Julia Coronado is off today, but we are joined instead by Adolfo Laurenti, deputy chief economist with Mesirow Financial. He's with us live from Chicago. Good morning.

Adolfo Laurenti: Good morning.

Hobson: So Adolfo, from what you know about this plan that Merkel and Sarkozy have come up with -- or are going to come up with -- does it sound like it's going to be a solution?

Laurenti: Well, at least it looks like a promising solution. It tackles two different but problems -- the one of the Greek debt and of bank solvency. We know that Greek has too much debt to pay it back so needed to restructure, possibly to an orderly manage manner.

But at the very same time, we know the European banks will suffer losses because of a default of Greece, and so the government needed to resign themselves to the idea of a bailout plan by injecting some capital into the banks -- very much like in the U.S. three years ago with TARP.

Hobson: Right, but we've know about the problems in Greece, we've known about the problems at the banks. The government in Europe, the governments have sort of come up with varying solutions over the last couple years. Why do you think it will work this time?

Laurenti: I think it's different this time because the two problems are finally related together. If you go back six months ago, or one year ago, Europeans are very adamant in denying the need for the recapitalization of the banks or the injection of capital, and they were also very adamant in denying the possibility of a Greek default. This is a turn of 180 degrees and now both proposals are on the table.

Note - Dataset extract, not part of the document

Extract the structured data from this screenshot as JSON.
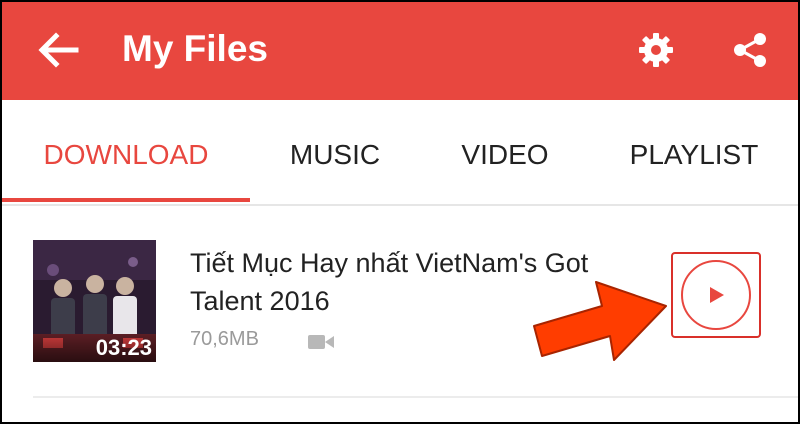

Hobson: Adolfo Laurenti, deputy chief economist with Mesirow Financial, thanks so much.

Laurenti: Thank you.